Page and application data records:
------------------------------------------------------------------------

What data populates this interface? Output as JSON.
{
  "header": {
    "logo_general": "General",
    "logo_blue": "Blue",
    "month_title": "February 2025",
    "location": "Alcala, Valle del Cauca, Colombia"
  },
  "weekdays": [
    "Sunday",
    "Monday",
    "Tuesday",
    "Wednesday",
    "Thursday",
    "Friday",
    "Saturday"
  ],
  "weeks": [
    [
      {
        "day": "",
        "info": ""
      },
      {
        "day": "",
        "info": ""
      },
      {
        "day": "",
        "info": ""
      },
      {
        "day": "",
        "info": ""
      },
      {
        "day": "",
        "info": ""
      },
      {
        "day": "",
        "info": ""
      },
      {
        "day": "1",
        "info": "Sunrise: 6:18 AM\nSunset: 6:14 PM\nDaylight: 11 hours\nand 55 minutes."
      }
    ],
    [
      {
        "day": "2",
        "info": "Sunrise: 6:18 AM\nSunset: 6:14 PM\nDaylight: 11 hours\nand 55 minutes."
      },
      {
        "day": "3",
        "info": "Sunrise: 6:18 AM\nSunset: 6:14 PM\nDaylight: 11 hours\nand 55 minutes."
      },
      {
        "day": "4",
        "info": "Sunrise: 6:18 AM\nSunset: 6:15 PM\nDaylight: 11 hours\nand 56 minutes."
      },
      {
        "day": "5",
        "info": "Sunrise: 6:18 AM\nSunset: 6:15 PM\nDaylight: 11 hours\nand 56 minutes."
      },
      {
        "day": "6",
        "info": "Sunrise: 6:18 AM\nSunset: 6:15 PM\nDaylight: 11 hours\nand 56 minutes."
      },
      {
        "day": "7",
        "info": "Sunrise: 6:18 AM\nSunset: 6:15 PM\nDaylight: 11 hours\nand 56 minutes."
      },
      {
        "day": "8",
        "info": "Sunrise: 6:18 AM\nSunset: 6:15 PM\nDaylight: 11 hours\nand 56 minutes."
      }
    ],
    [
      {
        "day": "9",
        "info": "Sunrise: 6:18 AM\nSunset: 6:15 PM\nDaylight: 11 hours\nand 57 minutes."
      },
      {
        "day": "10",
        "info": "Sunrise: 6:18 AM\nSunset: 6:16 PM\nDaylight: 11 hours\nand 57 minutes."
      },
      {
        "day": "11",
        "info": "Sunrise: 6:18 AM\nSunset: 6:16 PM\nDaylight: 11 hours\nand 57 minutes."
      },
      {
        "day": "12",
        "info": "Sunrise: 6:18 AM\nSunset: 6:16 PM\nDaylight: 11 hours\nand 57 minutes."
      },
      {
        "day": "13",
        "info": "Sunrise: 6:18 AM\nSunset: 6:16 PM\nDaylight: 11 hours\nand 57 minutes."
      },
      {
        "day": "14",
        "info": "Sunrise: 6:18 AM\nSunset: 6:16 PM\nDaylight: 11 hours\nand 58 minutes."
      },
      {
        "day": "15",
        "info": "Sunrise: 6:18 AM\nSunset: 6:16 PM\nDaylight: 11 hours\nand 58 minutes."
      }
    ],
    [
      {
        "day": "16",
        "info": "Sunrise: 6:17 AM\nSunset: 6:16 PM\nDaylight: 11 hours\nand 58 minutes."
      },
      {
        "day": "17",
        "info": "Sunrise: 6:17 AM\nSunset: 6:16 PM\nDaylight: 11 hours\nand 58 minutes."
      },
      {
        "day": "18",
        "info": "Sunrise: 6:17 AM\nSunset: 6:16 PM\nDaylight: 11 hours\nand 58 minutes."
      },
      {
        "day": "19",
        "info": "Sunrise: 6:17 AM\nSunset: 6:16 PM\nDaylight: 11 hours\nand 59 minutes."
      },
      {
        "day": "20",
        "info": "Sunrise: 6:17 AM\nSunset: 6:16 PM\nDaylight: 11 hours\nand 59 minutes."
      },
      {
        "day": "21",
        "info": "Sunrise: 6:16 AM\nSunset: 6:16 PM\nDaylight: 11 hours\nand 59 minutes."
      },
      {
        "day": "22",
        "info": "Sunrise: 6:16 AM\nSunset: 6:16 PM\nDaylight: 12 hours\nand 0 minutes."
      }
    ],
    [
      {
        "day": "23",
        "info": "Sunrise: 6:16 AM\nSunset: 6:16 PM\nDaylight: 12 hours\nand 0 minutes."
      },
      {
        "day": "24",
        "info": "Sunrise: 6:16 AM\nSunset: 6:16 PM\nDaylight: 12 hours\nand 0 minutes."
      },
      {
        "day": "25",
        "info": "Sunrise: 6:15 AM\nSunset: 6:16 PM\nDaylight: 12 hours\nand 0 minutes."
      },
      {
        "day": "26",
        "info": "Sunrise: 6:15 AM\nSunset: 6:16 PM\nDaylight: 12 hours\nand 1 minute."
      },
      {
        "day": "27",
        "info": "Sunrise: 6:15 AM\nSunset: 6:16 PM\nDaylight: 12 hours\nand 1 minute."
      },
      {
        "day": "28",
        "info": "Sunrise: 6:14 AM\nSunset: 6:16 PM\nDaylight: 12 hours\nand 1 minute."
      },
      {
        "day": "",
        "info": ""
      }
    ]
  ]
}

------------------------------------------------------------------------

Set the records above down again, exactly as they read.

What data populates this interface? Output as JSON.
{
  "header": {
    "logo_general": "General",
    "logo_blue": "Blue",
    "month_title": "February 2025",
    "location": "Alcala, Valle del Cauca, Colombia"
  },
  "weekdays": [
    "Sunday",
    "Monday",
    "Tuesday",
    "Wednesday",
    "Thursday",
    "Friday",
    "Saturday"
  ],
  "weeks": [
    [
      {
        "day": "",
        "info": ""
      },
      {
        "day": "",
        "info": ""
      },
      {
        "day": "",
        "info": ""
      },
      {
        "day": "",
        "info": ""
      },
      {
        "day": "",
        "info": ""
      },
      {
        "day": "",
        "info": ""
      },
      {
        "day": "1",
        "info": "Sunrise: 6:18 AM\nSunset: 6:14 PM\nDaylight: 11 hours\nand 55 minutes."
      }
    ],
    [
      {
        "day": "2",
        "info": "Sunrise: 6:18 AM\nSunset: 6:14 PM\nDaylight: 11 hours\nand 55 minutes."
      },
      {
        "day": "3",
        "info": "Sunrise: 6:18 AM\nSunset: 6:14 PM\nDaylight: 11 hours\nand 55 minutes."
      },
      {
        "day": "4",
        "info": "Sunrise: 6:18 AM\nSunset: 6:15 PM\nDaylight: 11 hours\nand 56 minutes."
      },
      {
        "day": "5",
        "info": "Sunrise: 6:18 AM\nSunset: 6:15 PM\nDaylight: 11 hours\nand 56 minutes."
      },
      {
        "day": "6",
        "info": "Sunrise: 6:18 AM\nSunset: 6:15 PM\nDaylight: 11 hours\nand 56 minutes."
      },
      {
        "day": "7",
        "info": "Sunrise: 6:18 AM\nSunset: 6:15 PM\nDaylight: 11 hours\nand 56 minutes."
      },
      {
        "day": "8",
        "info": "Sunrise: 6:18 AM\nSunset: 6:15 PM\nDaylight: 11 hours\nand 56 minutes."
      }
    ],
    [
      {
        "day": "9",
        "info": "Sunrise: 6:18 AM\nSunset: 6:15 PM\nDaylight: 11 hours\nand 57 minutes."
      },
      {
        "day": "10",
        "info": "Sunrise: 6:18 AM\nSunset: 6:16 PM\nDaylight: 11 hours\nand 57 minutes."
      },
      {
        "day": "11",
        "info": "Sunrise: 6:18 AM\nSunset: 6:16 PM\nDaylight: 11 hours\nand 57 minutes."
      },
      {
        "day": "12",
        "info": "Sunrise: 6:18 AM\nSunset: 6:16 PM\nDaylight: 11 hours\nand 57 minutes."
      },
      {
        "day": "13",
        "info": "Sunrise: 6:18 AM\nSunset: 6:16 PM\nDaylight: 11 hours\nand 57 minutes."
      },
      {
        "day": "14",
        "info": "Sunrise: 6:18 AM\nSunset: 6:16 PM\nDaylight: 11 hours\nand 58 minutes."
      },
      {
        "day": "15",
        "info": "Sunrise: 6:18 AM\nSunset: 6:16 PM\nDaylight: 11 hours\nand 58 minutes."
      }
    ],
    [
      {
        "day": "16",
        "info": "Sunrise: 6:17 AM\nSunset: 6:16 PM\nDaylight: 11 hours\nand 58 minutes."
      },
      {
        "day": "17",
        "info": "Sunrise: 6:17 AM\nSunset: 6:16 PM\nDaylight: 11 hours\nand 58 minutes."
      },
      {
        "day": "18",
        "info": "Sunrise: 6:17 AM\nSunset: 6:16 PM\nDaylight: 11 hours\nand 58 minutes."
      },
      {
        "day": "19",
        "info": "Sunrise: 6:17 AM\nSunset: 6:16 PM\nDaylight: 11 hours\nand 59 minutes."
      },
      {
        "day": "20",
        "info": "Sunrise: 6:17 AM\nSunset: 6:16 PM\nDaylight: 11 hours\nand 59 minutes."
      },
      {
        "day": "21",
        "info": "Sunrise: 6:16 AM\nSunset: 6:16 PM\nDaylight: 11 hours\nand 59 minutes."
      },
      {
        "day": "22",
        "info": "Sunrise: 6:16 AM\nSunset: 6:16 PM\nDaylight: 12 hours\nand 0 minutes."
      }
    ],
    [
      {
        "day": "23",
        "info": "Sunrise: 6:16 AM\nSunset: 6:16 PM\nDaylight: 12 hours\nand 0 minutes."
      },
      {
        "day": "24",
        "info": "Sunrise: 6:16 AM\nSunset: 6:16 PM\nDaylight: 12 hours\nand 0 minutes."
      },
      {
        "day": "25",
        "info": "Sunrise: 6:15 AM\nSunset: 6:16 PM\nDaylight: 12 hours\nand 0 minutes."
      },
      {
        "day": "26",
        "info": "Sunrise: 6:15 AM\nSunset: 6:16 PM\nDaylight: 12 hours\nand 1 minute."
      },
      {
        "day": "27",
        "info": "Sunrise: 6:15 AM\nSunset: 6:16 PM\nDaylight: 12 hours\nand 1 minute."
      },
      {
        "day": "28",
        "info": "Sunrise: 6:14 AM\nSunset: 6:16 PM\nDaylight: 12 hours\nand 1 minute."
      },
      {
        "day": "",
        "info": ""
      }
    ]
  ]
}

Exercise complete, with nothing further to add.